An exact reproduction of the records is required, with all images left out.

» Excerpted records:
= Beginning of Section =

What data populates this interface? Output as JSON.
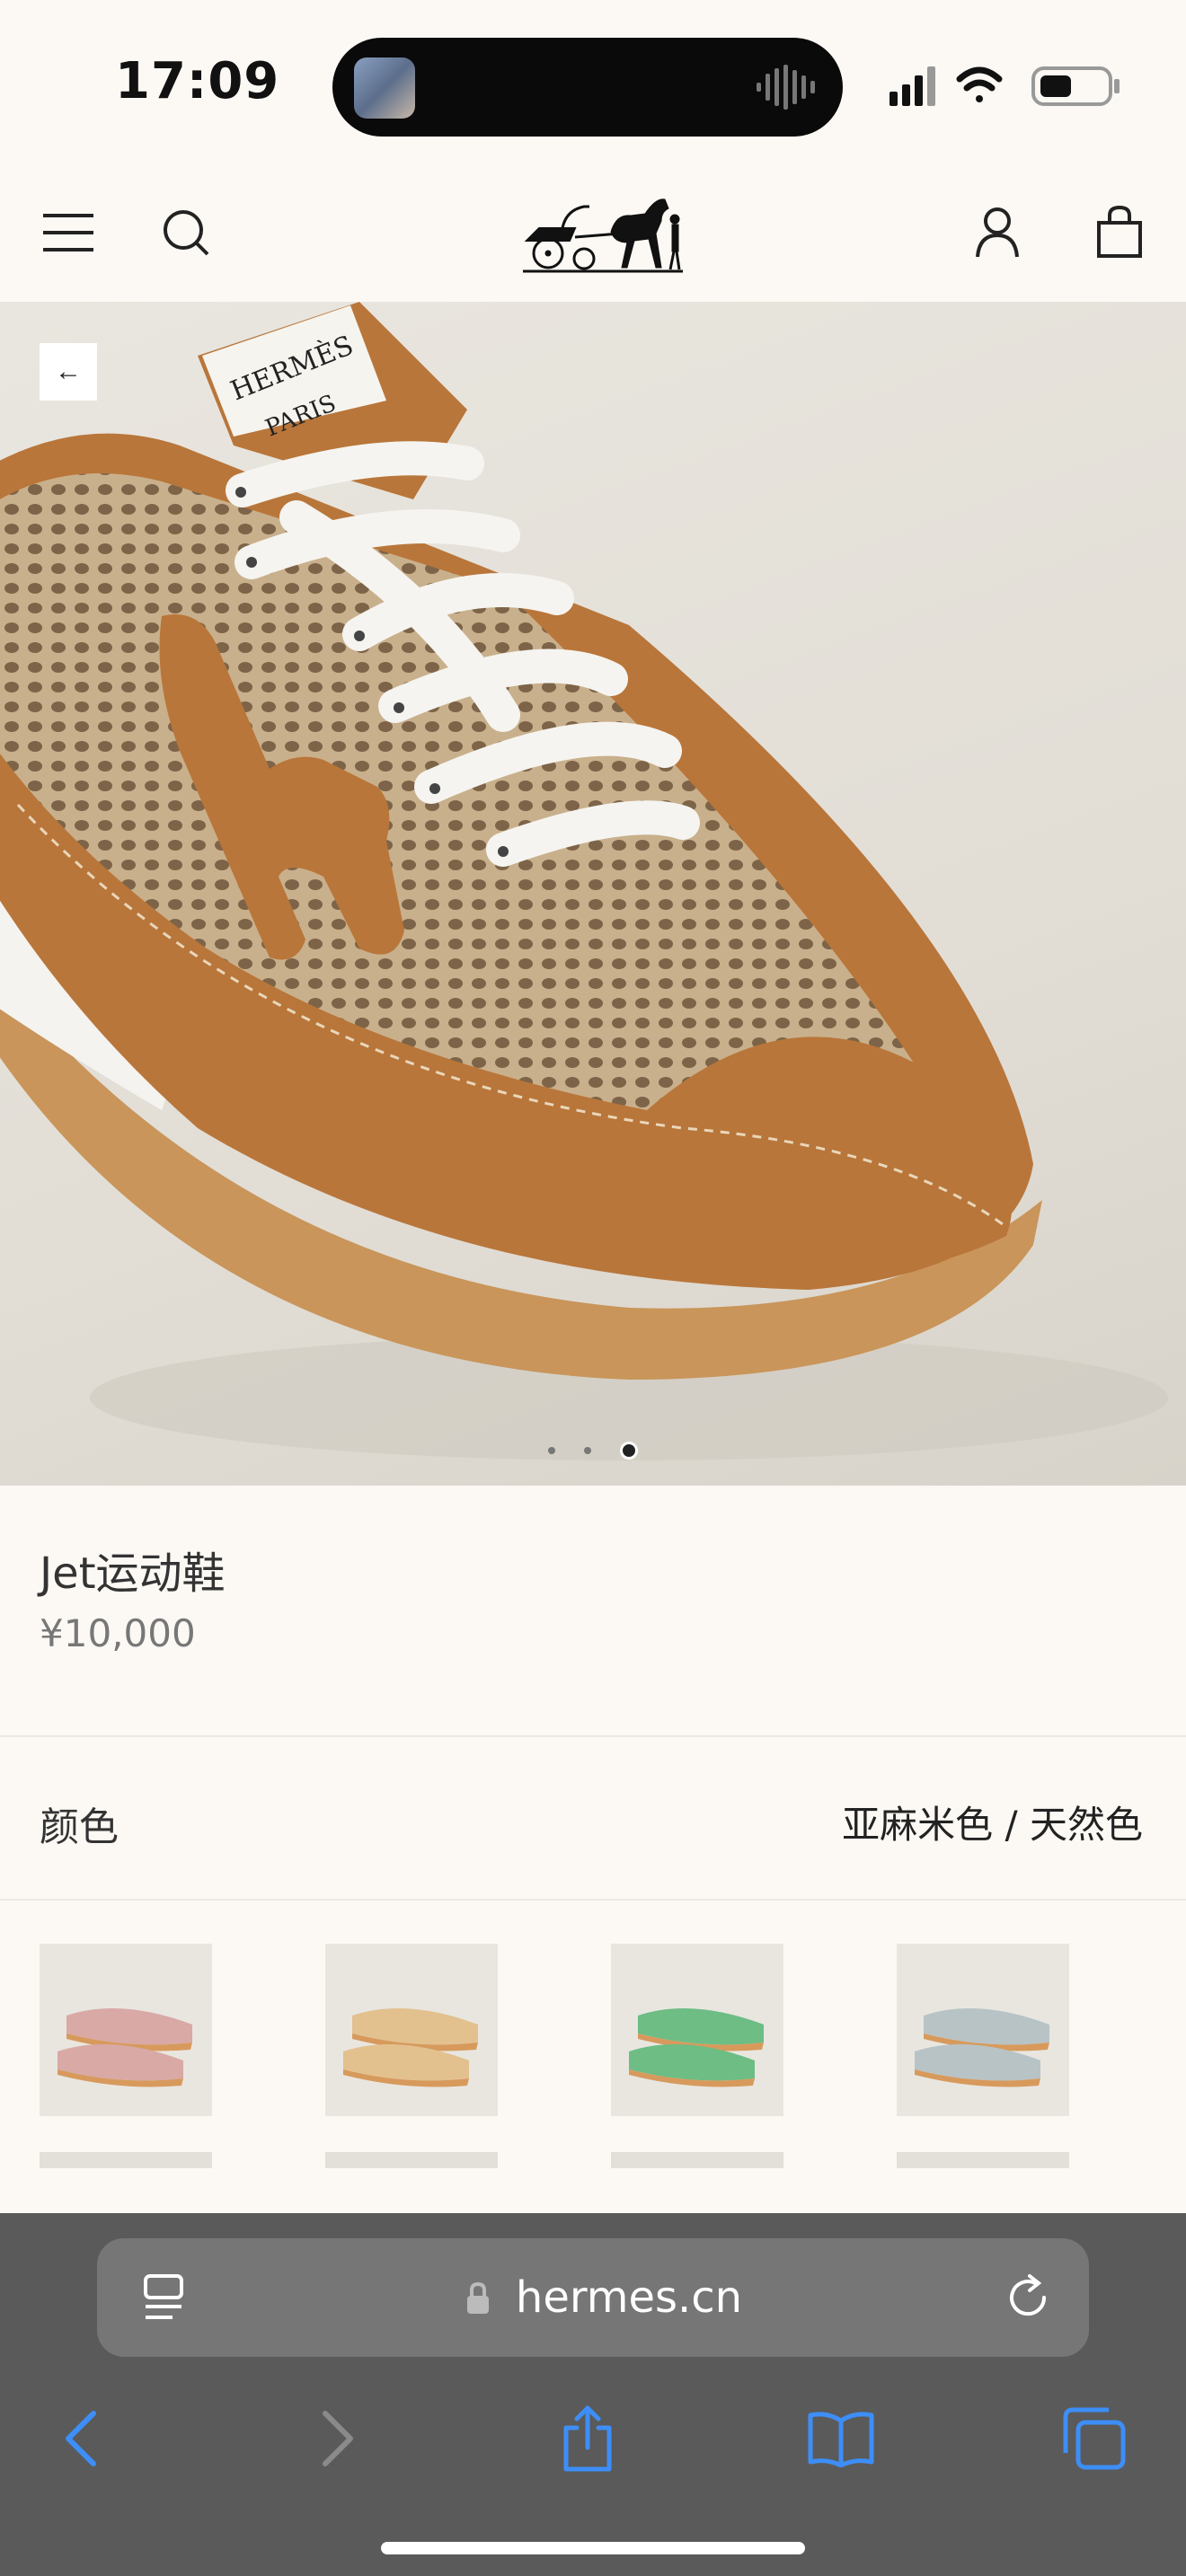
{
  "status_bar": {
    "time": "17:09"
  },
  "nav": {
    "menu_icon": "hamburger-menu-icon",
    "search_icon": "search-icon",
    "logo": "hermes-carriage-logo",
    "account_icon": "user-icon",
    "bag_icon": "shopping-bag-icon"
  },
  "hero": {
    "back_label": "←",
    "image_index": 3,
    "image_count": 3
  },
  "product": {
    "name": "Jet运动鞋",
    "price": "¥10,000"
  },
  "color": {
    "label": "颜色",
    "value": "亚麻米色 / 天然色"
  },
  "swatches": [
    {
      "name": "pink",
      "accent": "#d9a9a6"
    },
    {
      "name": "beige",
      "accent": "#e2c18f"
    },
    {
      "name": "green",
      "accent": "#6dbd84"
    },
    {
      "name": "grey",
      "accent": "#b8c3c6"
    }
  ],
  "safari": {
    "url": "hermes.cn",
    "tabs_icon": "tab-overview-icon",
    "reload_icon": "reload-icon",
    "back_icon": "back-chevron-icon",
    "forward_icon": "forward-chevron-icon",
    "share_icon": "share-icon",
    "bookmarks_icon": "bookmarks-icon",
    "tabs_button_icon": "tabs-icon"
  }
}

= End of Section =

» Answer for the task:
What data populates this interface? Output as JSON.
{
  "status_bar": {
    "time": "17:09"
  },
  "nav": {
    "menu_icon": "hamburger-menu-icon",
    "search_icon": "search-icon",
    "logo": "hermes-carriage-logo",
    "account_icon": "user-icon",
    "bag_icon": "shopping-bag-icon"
  },
  "hero": {
    "back_label": "←",
    "image_index": 3,
    "image_count": 3
  },
  "product": {
    "name": "Jet运动鞋",
    "price": "¥10,000"
  },
  "color": {
    "label": "颜色",
    "value": "亚麻米色 / 天然色"
  },
  "swatches": [
    {
      "name": "pink",
      "accent": "#d9a9a6"
    },
    {
      "name": "beige",
      "accent": "#e2c18f"
    },
    {
      "name": "green",
      "accent": "#6dbd84"
    },
    {
      "name": "grey",
      "accent": "#b8c3c6"
    }
  ],
  "safari": {
    "url": "hermes.cn",
    "tabs_icon": "tab-overview-icon",
    "reload_icon": "reload-icon",
    "back_icon": "back-chevron-icon",
    "forward_icon": "forward-chevron-icon",
    "share_icon": "share-icon",
    "bookmarks_icon": "bookmarks-icon",
    "tabs_button_icon": "tabs-icon"
  }
}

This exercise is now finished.